Initially, I was afraid I would feel regretful and terrible after sleep training. What actually ended up happening was that by the end of the process, I felt that I had set an appropriate boundary with my child so that he and I could both be the best, most rested versions of ourselves.
Did it work?
By a week into implementing the plan, I put my son into his crib at bedtime, he snuggled up, and went right to sleep with zero crying. Every night since we started he has either slept straight through the night or woken up just once. He even got sick a couple of weeks after the training and continued to sleep the same! His daytime naps now are a more appropriate length and he’s eating more solid food because he’s not so full of breastmilk from waking up all night. So yes, I would DEFINITELY say it worked.

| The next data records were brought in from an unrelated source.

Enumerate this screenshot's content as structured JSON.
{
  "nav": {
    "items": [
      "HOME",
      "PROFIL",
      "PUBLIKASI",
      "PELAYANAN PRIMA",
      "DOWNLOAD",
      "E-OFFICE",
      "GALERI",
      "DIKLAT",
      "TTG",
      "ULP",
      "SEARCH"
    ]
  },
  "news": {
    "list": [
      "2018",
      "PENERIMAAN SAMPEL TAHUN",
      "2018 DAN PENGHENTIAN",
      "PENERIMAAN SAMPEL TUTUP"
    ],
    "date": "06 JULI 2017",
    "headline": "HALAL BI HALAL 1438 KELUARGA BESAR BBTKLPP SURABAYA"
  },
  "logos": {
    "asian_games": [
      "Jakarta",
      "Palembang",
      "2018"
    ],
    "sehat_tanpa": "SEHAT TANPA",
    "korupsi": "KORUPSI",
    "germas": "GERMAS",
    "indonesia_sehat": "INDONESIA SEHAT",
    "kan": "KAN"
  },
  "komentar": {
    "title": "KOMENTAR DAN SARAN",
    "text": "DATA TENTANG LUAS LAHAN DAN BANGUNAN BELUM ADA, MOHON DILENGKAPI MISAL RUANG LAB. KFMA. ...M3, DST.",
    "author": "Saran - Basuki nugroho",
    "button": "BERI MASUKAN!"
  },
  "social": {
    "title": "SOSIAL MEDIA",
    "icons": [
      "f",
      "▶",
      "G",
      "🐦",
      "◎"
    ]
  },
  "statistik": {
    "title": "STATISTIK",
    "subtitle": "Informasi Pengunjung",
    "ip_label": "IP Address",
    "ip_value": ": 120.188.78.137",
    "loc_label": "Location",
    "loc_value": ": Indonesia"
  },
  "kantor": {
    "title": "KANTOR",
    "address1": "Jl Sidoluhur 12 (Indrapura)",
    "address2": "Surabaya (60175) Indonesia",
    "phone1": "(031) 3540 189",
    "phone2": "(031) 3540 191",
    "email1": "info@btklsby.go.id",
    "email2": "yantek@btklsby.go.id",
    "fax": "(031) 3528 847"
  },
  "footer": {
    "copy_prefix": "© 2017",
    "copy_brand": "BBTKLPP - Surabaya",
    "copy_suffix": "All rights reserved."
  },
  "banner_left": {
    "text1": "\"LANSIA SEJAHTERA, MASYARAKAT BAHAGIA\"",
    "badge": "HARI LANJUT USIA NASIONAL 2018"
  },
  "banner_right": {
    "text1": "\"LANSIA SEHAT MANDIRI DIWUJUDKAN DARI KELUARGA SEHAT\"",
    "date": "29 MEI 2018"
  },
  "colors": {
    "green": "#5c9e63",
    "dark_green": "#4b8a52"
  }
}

But what if it doesn’t work?
I can’t say for every sleep consultant, but Camie works with a group of professionals who all consult with each other when they have a client who isn’t making progress as quickly as they’d like. This was one thing that drew me to Sleep Baby.
So was it worth it?
Short answer, yes. Long answer? I cannot tell you how good it feels to be garden variety, mom-in-a-pandemic tired instead of the kind of tired where you don’t know how you’re going to make it through the day. The kind of tired where everything annoys you and you have no patience. Now, when I get some kid free time, I can actually do things that I enjoy, instead of being too exhausted to think. I don’t have a strict (and obscenely early) bedtime for myself. I can put the baby down for a nap in just a few minutes, and then spend quality time with one of my big boys. Although I still want to be the one who puts the baby to bed most of the time, I don’t HAVE to be the one who puts him to bed (!!!). And I know that at bedtime, he is going to go to sleep and I am going to get a break. Honestly, it’s been life changing. I don’t know how I did it as long as I did. I hope if you’re driving the struggle bus through a sleep slog, you find a way to make some of these things happen for you too, independently or with help from an expert sleep consultant.
For information about local sleep consultants, visit our Bloom Pregnancy and Postpartum Guide!